Students use math for craft
Bridgette Bobonick, a teacher’s aide, watches as Darian Washington, a student at Kirkmere Elementary School in Youngstown, threads a bead onto a bracelet. Students at the school joined entrepreneurs of the Mahoning Valley as they made and sold bracelets and earrings to raise money for a field trip. The students used math and critical-thinking skillsin the project.
By Denise Dick
Kirkmere Elementary School students Mailyn Bonilla and Michael Coudriet, both 10, practiced math skills and their creativity making beaded bracelets for sale at school.
“We made them,” said third-grader Mailyn, standing behind a table of their wares.
“We made the bracelets in a pattern,” added Michael, who is in fourth grade.
Each displayed their favorite. For Mailyn it was a bangle with large black beads. Michael selected one with metallic baubles.
The students in Mary Werblan and Kim Rose’s cross-categorical classes at the school are selling the bracelets for $5 and earrings for $3 to raise money for a field trip to the Akron Zoo and to Amish country.

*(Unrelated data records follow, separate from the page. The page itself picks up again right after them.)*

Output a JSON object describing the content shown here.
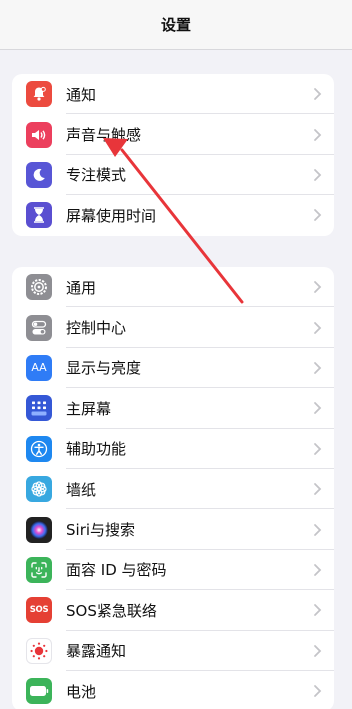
{
  "nav": {
    "title": "设置"
  },
  "group1": [
    {
      "label": "通知",
      "color": "#ec4b3f",
      "icon": "bell-icon"
    },
    {
      "label": "声音与触感",
      "color": "#ec3f5d",
      "icon": "speaker-icon"
    },
    {
      "label": "专注模式",
      "color": "#5856d6",
      "icon": "moon-icon"
    },
    {
      "label": "屏幕使用时间",
      "color": "#5a4fd1",
      "icon": "hourglass-icon"
    }
  ],
  "group2": [
    {
      "label": "通用",
      "color": "#8e8e93",
      "icon": "gear-icon"
    },
    {
      "label": "控制中心",
      "color": "#8e8e93",
      "icon": "toggles-icon"
    },
    {
      "label": "显示与亮度",
      "color": "#2f7cf6",
      "icon": "text-size-icon",
      "icon_text": "AA"
    },
    {
      "label": "主屏幕",
      "color": "#3558d6",
      "icon": "home-grid-icon"
    },
    {
      "label": "辅助功能",
      "color": "#1e88f0",
      "icon": "accessibility-icon"
    },
    {
      "label": "墙纸",
      "color": "#38a8e0",
      "icon": "flower-icon"
    },
    {
      "label": "Siri与搜索",
      "color": "#222222",
      "icon": "siri-icon"
    },
    {
      "label": "面容 ID 与密码",
      "color": "#3cb45a",
      "icon": "face-id-icon"
    },
    {
      "label": "SOS紧急联络",
      "color": "#e54034",
      "icon": "sos-icon",
      "icon_text": "SOS"
    },
    {
      "label": "暴露通知",
      "color": "#ffffff",
      "icon": "exposure-icon"
    },
    {
      "label": "电池",
      "color": "#3cb45a",
      "icon": "battery-icon"
    }
  ],
  "annotation": {
    "color": "#e8353a"
  }
}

Cross-categorical classes include students with various disabilities.
“It involves math skills,” Werblan said. “They learn patterns.”
Rose said the students use 21st-Century learning skills, allowing the students to work collaboratively. Students respond to teachers’ queries with extended written answers, adding language and writing to the lesson.
This helps prepare students for the Ohio Achievement Assessments, Werblan and Rose said.
Teachers and school visitors were shopping in the classroom jewelry store Thursday, and others expressed interest in buying them via Facebook, the teachers said.
Werblan’s cousin, Kathie Nord of New Castle, Pa., donated the beads for the project, and both Werblan and Rose credit Principal Donna Cox Bing for her support of the effort.
Work started in September when the beads arrived. Posters on the classroom wall detail the completed work as well as the total raised so far: $245.
Rose said math skills play into that, too, as students track how much they’ve made.
The bracelets and earrings vary in color and size. Some feature plastic beads while others resemble brightly colored stones.
The students, who are also learning the basics of supply and demand, enjoyed the work.
“They’re fun to make,” Mailyn said.